Chainsaws, Slackers, and Spy Kids: Thirty Years of Filmmaking in Austin, Texas

By Alison Macor | Go to book overview

Six shortish features and one short culled
by Jonathan Demme on a visit to the Lone
Star State prove not only that independent
features are alive and living on the Third
Coast, but that they can outrun those by
New York and Los Angeles indies.
THE VILLAGE VOICE


3
Made in Austin
The Austin Chronicle and Red Headed Stranger

Joe Dishner was wearing a collared, long-sleeved shirt in the sticky Austin summer of 1981. That fact alone should have conveyed his dedication to the idea of starting an alternative newspaper, but to the gentleman from one of Austin’s largest banks with whom he and fellow University of Texas RTF dropout Nick Barbaro were having lunch, Dishner looked just like any other young entrepreneur eager to convince backers to invest in his project.

The young men made quite a pair. Barbaro wore a suit and carried a battered leather briefcase in an attempt to look more professional, while Dishner toted a plastic Samsonite case.

Still, the lunch meeting had gone fairly well, Dishner thought. He and Barbaro had made an impassioned case for why Austin needed a biweekly paper that would focus on politics and entertainment. The banker seemed mildly interested in the idea. But as the three stood up to leave, with Barbaro continuing to elaborate on one final point, the slightly wild-looking thirtyyear-old reached across the table and grabbed an uneaten pickle off the banker’s plate.

Dishner watched in horror as Barbaro first wagged the pickle to emphasize his point and then bit down on it with a loud crunch.

“Well, we’re fucked,” sighed Dishner to himself. “This guy will never talk to us again.”1

-64-

Notes for this page

Add a new note
If you are trying to select text to create highlights or citations, remember that you must now click or tap on the first word, and then click or tap on the last word.
One moment ...
Default project is now your active project.
Project items
Notes
Cite this page

Cited page

Style
Citations are available only to our active members.
Buy instant access to cite pages or passages in MLA 8, MLA 7, APA and Chicago citation styles.

(Einhorn, 1992, p. 25)

(Einhorn 25)

(Einhorn 25)

1. Lois J. Einhorn, Abraham Lincoln, the Orator: Penetrating the Lincoln Legend (Westport, CT: Greenwood Press, 1992), 25, http://www.questia.com/read/27419298.

Note: primary sources have slightly different requirements for citation. Please see these guidelines for more information.

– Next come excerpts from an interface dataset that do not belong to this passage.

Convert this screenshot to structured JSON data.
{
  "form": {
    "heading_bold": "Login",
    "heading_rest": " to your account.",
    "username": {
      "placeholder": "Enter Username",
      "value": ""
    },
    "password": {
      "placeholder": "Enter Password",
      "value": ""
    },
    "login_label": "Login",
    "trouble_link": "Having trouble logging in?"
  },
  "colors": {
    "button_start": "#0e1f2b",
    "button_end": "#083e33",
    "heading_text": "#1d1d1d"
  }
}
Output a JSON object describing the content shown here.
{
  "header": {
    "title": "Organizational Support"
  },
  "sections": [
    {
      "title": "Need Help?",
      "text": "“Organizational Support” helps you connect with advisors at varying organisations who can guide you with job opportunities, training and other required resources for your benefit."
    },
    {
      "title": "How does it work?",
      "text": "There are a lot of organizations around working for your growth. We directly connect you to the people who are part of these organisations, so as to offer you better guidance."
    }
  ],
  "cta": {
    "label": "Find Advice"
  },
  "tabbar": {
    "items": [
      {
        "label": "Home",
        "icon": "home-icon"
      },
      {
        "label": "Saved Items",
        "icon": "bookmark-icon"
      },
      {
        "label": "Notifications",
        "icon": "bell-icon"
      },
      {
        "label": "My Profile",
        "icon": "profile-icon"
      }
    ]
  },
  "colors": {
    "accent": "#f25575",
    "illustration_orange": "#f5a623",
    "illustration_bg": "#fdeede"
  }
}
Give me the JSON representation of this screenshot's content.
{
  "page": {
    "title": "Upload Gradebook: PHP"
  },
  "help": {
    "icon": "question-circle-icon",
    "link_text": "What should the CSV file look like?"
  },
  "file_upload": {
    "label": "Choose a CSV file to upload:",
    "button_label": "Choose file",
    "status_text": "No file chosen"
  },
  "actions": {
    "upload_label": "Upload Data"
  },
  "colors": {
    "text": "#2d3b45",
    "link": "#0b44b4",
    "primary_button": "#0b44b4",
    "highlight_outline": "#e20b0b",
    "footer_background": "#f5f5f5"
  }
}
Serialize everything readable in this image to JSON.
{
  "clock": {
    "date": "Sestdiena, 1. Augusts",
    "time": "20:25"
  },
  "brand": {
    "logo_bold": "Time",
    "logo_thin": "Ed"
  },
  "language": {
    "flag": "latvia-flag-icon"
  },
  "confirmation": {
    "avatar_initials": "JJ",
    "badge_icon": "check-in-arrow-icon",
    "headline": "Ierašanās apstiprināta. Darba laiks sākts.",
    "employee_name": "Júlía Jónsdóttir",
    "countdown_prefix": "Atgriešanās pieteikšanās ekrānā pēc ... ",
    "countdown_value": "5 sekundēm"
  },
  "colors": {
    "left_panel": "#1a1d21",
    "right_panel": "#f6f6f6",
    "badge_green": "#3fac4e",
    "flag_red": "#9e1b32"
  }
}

Cited page

Bookmark this page
Chainsaws, Slackers, and Spy Kids: Thirty Years of Filmmaking in Austin, Texas
Table of contents

Table of contents

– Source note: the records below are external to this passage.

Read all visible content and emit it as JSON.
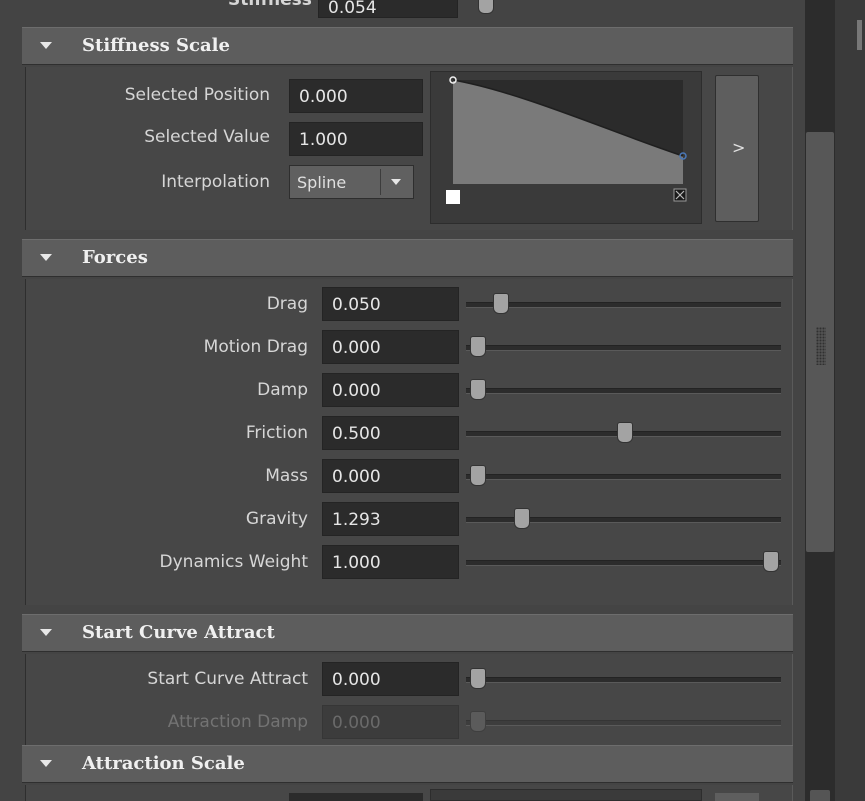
{
  "top_partial": {
    "label": "Stiffness",
    "value": "0.054"
  },
  "stiffness_scale": {
    "title": "Stiffness Scale",
    "selected_position_label": "Selected Position",
    "selected_position_value": "0.000",
    "selected_value_label": "Selected Value",
    "selected_value_value": "1.000",
    "interpolation_label": "Interpolation",
    "interpolation_value": "Spline",
    "expand_glyph": ">"
  },
  "forces": {
    "title": "Forces",
    "rows": [
      {
        "label": "Drag",
        "value": "0.050",
        "slider": 0.08
      },
      {
        "label": "Motion Drag",
        "value": "0.000",
        "slider": 0.0
      },
      {
        "label": "Damp",
        "value": "0.000",
        "slider": 0.0
      },
      {
        "label": "Friction",
        "value": "0.500",
        "slider": 0.5
      },
      {
        "label": "Mass",
        "value": "0.000",
        "slider": 0.0
      },
      {
        "label": "Gravity",
        "value": "1.293",
        "slider": 0.15
      },
      {
        "label": "Dynamics Weight",
        "value": "1.000",
        "slider": 1.0
      }
    ]
  },
  "start_curve_attract": {
    "title": "Start Curve Attract",
    "rows": [
      {
        "label": "Start Curve Attract",
        "value": "0.000",
        "slider": 0.0,
        "disabled": false
      },
      {
        "label": "Attraction Damp",
        "value": "0.000",
        "slider": 0.0,
        "disabled": true
      }
    ]
  },
  "attraction_scale": {
    "title": "Attraction Scale"
  },
  "colors": {
    "header": "#5d5d5d",
    "body": "#474747",
    "field": "#2b2b2b"
  }
}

Settings

Settings

Typeface
Text size Smaller Larger Reset View mode
Search within

Search within this book

Look up

Look up a word

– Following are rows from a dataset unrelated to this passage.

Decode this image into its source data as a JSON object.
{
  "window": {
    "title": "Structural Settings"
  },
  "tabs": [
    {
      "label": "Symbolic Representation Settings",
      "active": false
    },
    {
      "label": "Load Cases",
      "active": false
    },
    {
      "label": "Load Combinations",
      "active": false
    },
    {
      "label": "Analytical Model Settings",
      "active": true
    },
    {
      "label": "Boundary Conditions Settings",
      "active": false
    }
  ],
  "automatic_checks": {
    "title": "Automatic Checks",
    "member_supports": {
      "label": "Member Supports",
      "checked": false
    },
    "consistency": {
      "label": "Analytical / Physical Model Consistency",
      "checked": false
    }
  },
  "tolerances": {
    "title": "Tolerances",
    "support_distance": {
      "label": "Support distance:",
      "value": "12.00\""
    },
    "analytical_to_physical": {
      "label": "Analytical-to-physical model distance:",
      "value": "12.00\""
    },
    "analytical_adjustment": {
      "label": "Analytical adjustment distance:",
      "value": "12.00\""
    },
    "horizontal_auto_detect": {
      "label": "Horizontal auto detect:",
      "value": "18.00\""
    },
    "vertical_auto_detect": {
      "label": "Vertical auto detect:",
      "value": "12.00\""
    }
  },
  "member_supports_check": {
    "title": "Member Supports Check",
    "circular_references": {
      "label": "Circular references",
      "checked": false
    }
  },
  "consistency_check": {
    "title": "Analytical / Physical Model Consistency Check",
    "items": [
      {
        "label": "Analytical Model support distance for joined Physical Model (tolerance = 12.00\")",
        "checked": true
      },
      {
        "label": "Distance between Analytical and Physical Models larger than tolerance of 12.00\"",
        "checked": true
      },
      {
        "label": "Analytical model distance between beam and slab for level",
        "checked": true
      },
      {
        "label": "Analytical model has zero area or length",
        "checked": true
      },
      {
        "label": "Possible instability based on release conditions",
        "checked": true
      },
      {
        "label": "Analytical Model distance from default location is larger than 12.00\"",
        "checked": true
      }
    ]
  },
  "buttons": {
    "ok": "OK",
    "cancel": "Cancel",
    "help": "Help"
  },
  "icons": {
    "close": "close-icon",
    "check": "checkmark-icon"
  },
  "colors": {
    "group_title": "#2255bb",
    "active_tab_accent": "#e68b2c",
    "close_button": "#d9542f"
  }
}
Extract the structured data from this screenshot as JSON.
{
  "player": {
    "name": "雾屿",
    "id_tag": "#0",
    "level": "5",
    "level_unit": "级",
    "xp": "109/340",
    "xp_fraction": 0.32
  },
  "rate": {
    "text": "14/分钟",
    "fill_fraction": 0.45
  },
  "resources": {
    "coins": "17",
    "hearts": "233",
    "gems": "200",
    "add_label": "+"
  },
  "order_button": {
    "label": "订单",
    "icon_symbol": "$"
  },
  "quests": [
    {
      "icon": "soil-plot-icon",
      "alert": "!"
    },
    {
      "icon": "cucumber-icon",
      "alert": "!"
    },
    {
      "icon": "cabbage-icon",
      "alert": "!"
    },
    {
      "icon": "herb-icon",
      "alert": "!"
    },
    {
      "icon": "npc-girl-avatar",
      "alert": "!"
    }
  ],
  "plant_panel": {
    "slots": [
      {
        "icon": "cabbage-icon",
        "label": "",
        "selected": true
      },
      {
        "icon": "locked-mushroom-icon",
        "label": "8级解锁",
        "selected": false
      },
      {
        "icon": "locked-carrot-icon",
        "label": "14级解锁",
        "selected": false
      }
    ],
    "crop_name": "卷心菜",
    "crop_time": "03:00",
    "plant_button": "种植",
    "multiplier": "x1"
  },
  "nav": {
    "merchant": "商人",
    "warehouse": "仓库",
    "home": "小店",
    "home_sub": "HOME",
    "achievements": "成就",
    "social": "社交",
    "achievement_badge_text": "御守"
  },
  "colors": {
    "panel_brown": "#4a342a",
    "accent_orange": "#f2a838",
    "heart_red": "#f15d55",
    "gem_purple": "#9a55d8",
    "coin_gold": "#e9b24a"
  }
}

  • Dictionary
  • Thesaurus
Please submit a word or phrase above.
Print this page

Print this page

Why can't I print more than one page at a time?

Help
Full screen
Items saved from this book
  • Bookmarks
  • Highlights & Notes
  • Citations
/ 360

matching results for page

    Questia reader help

    How to highlight and cite specific passages

    1. Click or tap the first word you want to select.
    2. Click or tap the last word you want to select, and you’ll see everything in between get selected.
    3. You’ll then get a menu of options like creating a highlight or a citation from that passage of text.

    OK, got it!

    Cited passage

    Style
    Citations are available only to our active members.
    Buy instant access to cite pages or passages in MLA 8, MLA 7, APA and Chicago citation styles.

    "Portraying himself as an honest, ordinary person helped Lincoln identify with his audiences." (Einhorn, 1992, p. 25).

    "Portraying himself as an honest, ordinary person helped Lincoln identify with his audiences." (Einhorn 25)

    "Portraying himself as an honest, ordinary person helped Lincoln identify with his audiences." (Einhorn 25)

    "Portraying himself as an honest, ordinary person helped Lincoln identify with his audiences."1

    1. Lois J. Einhorn, Abraham Lincoln, the Orator: Penetrating the Lincoln Legend (Westport, CT: Greenwood Press, 1992), 25, http://www.questia.com/read/27419298.

    Cited passage

    Thanks for trying Questia!

    Please continue trying out our research tools, but please note, full functionality is available only to our active members.

    Your work will be lost once you leave this Web page.

    Buy instant access to save your work.

    Already a member? Log in now.

    Search by... Author
    Show... All Results Primary Sources Peer-reviewed

    Oops!

    An unknown error has occurred. Please click the button below to reload the page. If the problem persists, please try again in a little while.